“The issue here is that, right now, the police are unable to protect the citizens,” he said. In addition, delinquency is facing a lax judicial system that seems unable to convict criminals. Between 1997 and 2007, drug-related charges filed increased eight-fold, while the conviction rate dropped from one in five to one in 40 – all despite a doubling of the number of judges (TT, 2008 Review). Criminals caught red-handed with stolen property often are freed due to insufficient evidence.
When questioned about the rise in crime, many experts and security officials reference the daily Extra – one of the most widely read newspapers in the country – which is replete with sensational stories on drugs, violence and murder set against pages sporting images of scantily clad women.

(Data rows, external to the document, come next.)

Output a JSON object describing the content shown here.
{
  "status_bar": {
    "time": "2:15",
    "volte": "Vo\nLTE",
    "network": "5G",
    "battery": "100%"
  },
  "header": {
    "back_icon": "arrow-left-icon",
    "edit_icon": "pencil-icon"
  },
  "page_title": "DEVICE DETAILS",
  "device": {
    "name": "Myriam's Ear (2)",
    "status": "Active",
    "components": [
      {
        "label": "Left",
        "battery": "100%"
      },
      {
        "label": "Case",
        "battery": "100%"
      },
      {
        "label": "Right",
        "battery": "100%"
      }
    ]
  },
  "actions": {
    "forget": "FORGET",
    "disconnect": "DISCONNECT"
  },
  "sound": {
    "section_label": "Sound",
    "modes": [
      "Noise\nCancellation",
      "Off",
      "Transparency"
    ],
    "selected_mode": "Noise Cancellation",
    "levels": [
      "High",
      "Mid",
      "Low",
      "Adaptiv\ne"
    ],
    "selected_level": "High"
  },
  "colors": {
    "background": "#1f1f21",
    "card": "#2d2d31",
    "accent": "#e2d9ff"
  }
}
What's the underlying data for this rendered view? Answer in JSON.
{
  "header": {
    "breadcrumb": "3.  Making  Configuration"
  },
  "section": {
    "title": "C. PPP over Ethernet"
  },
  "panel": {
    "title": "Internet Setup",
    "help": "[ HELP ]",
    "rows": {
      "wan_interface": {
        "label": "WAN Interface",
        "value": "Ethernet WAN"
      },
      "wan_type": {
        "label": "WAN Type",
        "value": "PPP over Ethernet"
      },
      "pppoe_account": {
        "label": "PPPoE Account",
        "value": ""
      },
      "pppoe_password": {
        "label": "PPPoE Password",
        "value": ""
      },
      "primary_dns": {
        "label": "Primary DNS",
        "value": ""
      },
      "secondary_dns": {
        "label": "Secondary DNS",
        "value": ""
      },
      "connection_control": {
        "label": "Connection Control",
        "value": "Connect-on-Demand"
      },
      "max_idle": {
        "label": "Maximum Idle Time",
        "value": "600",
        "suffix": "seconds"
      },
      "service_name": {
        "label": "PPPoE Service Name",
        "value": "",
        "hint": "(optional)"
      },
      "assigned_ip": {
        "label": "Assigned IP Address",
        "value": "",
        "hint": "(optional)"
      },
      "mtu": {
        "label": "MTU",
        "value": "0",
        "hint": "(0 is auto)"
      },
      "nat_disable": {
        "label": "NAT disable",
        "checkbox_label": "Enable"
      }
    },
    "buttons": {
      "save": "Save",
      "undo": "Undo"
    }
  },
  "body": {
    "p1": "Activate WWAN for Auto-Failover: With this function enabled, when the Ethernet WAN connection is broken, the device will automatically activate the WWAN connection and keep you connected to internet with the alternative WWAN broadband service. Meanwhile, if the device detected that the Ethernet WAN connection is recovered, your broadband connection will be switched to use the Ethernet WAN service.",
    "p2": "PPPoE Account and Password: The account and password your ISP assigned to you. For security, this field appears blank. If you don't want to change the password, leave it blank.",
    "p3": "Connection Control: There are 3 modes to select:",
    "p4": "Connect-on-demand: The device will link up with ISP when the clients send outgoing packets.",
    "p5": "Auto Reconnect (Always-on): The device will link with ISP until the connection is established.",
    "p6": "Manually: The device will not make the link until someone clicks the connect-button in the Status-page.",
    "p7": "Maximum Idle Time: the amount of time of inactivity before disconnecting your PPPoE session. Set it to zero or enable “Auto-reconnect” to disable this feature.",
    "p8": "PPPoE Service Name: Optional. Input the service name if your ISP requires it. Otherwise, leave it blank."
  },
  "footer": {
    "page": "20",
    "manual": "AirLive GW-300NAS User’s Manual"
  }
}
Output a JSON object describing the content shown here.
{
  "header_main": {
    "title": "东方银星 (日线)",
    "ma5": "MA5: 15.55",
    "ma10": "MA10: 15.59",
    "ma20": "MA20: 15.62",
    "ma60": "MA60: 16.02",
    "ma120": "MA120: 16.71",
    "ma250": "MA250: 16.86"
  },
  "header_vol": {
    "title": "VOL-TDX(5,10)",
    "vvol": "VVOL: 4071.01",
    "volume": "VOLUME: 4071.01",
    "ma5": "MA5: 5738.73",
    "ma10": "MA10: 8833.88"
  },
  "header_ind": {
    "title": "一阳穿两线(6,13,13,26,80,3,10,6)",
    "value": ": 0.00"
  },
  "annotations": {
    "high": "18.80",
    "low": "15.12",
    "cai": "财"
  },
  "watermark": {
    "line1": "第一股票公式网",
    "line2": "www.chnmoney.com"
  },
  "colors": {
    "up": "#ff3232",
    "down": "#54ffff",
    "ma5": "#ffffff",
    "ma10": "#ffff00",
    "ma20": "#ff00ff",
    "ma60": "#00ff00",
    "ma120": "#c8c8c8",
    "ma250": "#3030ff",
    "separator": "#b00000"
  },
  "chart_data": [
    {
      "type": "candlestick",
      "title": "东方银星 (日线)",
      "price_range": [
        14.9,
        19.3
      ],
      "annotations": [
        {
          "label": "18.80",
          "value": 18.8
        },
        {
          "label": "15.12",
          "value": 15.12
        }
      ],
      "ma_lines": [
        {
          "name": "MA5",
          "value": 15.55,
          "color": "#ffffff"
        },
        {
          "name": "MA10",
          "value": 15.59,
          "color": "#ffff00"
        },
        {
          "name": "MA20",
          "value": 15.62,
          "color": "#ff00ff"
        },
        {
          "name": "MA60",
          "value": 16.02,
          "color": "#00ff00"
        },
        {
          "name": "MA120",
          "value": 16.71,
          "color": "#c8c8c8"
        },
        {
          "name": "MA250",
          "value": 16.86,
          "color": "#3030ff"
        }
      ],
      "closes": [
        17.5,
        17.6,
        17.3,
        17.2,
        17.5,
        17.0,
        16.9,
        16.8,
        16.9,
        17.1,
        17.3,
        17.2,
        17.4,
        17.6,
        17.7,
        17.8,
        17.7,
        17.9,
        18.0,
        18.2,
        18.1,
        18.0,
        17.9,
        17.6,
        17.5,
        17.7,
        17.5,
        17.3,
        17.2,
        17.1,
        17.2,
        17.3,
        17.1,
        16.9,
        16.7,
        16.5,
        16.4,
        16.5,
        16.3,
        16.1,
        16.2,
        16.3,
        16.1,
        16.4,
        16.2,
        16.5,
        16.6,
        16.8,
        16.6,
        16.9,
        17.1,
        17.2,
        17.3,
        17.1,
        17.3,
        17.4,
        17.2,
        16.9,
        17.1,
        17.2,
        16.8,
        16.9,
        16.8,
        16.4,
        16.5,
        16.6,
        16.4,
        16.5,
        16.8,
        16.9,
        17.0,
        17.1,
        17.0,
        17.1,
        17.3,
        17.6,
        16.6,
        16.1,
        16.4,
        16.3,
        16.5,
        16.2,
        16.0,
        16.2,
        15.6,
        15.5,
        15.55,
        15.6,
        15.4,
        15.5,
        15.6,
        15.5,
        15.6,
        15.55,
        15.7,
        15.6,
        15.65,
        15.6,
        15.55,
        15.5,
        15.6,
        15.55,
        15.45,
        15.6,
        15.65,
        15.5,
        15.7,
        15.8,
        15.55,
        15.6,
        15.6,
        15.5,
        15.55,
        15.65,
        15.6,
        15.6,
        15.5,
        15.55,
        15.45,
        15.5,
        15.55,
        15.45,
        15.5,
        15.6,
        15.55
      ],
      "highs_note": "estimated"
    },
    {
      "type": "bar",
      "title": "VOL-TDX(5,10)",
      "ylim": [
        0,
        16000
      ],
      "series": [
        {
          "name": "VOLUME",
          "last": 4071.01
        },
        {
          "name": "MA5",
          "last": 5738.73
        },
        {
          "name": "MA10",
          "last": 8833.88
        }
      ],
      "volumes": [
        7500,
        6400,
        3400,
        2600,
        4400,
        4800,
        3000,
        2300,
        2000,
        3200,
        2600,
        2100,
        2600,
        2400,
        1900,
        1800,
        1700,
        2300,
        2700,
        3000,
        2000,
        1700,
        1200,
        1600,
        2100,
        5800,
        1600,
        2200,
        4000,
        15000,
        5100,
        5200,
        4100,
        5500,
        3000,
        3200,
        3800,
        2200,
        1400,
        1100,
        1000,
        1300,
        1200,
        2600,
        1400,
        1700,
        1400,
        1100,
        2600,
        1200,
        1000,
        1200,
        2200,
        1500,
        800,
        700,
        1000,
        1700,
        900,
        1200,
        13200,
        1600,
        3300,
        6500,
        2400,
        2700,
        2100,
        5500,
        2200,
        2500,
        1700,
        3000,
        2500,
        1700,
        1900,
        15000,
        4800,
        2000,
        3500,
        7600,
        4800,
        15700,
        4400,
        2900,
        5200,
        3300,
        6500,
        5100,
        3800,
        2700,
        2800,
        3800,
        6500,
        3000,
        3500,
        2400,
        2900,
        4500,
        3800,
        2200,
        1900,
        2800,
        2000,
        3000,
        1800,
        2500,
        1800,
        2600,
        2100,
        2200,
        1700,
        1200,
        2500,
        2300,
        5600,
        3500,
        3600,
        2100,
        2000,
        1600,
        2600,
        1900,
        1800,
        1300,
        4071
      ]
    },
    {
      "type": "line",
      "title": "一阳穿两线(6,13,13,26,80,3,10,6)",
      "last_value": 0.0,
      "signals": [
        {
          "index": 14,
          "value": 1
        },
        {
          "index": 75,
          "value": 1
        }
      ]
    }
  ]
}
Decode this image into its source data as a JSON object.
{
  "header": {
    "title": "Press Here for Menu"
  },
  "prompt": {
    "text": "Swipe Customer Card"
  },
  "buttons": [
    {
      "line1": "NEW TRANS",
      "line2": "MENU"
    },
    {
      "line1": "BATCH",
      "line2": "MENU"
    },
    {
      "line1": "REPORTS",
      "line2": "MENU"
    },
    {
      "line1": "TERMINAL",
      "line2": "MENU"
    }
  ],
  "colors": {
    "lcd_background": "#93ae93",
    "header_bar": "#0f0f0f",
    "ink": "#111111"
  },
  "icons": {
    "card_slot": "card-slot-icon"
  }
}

Chávez said such sensationalism, combined with public security as a primary political issue in electoral campaigns since the mid-1990s, has increased the public’s fear and made gun sales and private security a self-sustaining industry.
“You just need to buy a newspaper, and that’s all the advertising (a gun salesman or security firm) needs,” he said.
In some areas, such as San José’s infamous León XIII neighborhood, reports are that people looking for the quick use of a handgun can get a four-hour rental for ¢10,000, or close to $20 (TT, Nov. 7, 2008).
The Public Security Ministry said such activities are illegal under Costa Rican law, but they could be plausible in León XIII, which is known as “a troubled zone.”
The Arms and Explosives Law, passed in 1995, insists that all citizens must register their weapons with the General Arms Administration, and failure to do so is a criminal offense.
Both Chávez and Chavarría said guns provide a false sense of security, however, and their proliferation – which leads to the stealing of many legal firearms that end up on the black market – is a troubling trend.
“With fewer guns, fewer problems,” the director of armaments said. And while Chávez, the UNDP and the Arias Foundation for Peace and Human Progress all have backed ideas to make gun ownership illegal or, at least, to impose tougher restrictions, no politician is supporting such a cause.
“It’s politically incorrect,” Chávez said. “For a Costa Rican (politician), it would be suicide. People believe guns mean security… It’s the same as in the U.S.”
But unlike in the U.S., Costa Rica doesn’t have a long history of gun ownership or, indeed, any kind of constitutional guarantee supporting gun ownership upon which to rest the butts of their rifles.
According to Chávez, Costa Rica’s gun history was catapulted to the forefront by political candidates and the failings of governmentbacked job initiatives in the mid-1990s. While Chavarría agreed the proliferation of firearms is a recent phenomenon, he said he believes that complete disarmament would be foolhardy and unrealistic.
“I believe it would be better to make the law stricter,” he said, adding that exams, psychological evaluations, enforcement and training requirements should be stricter.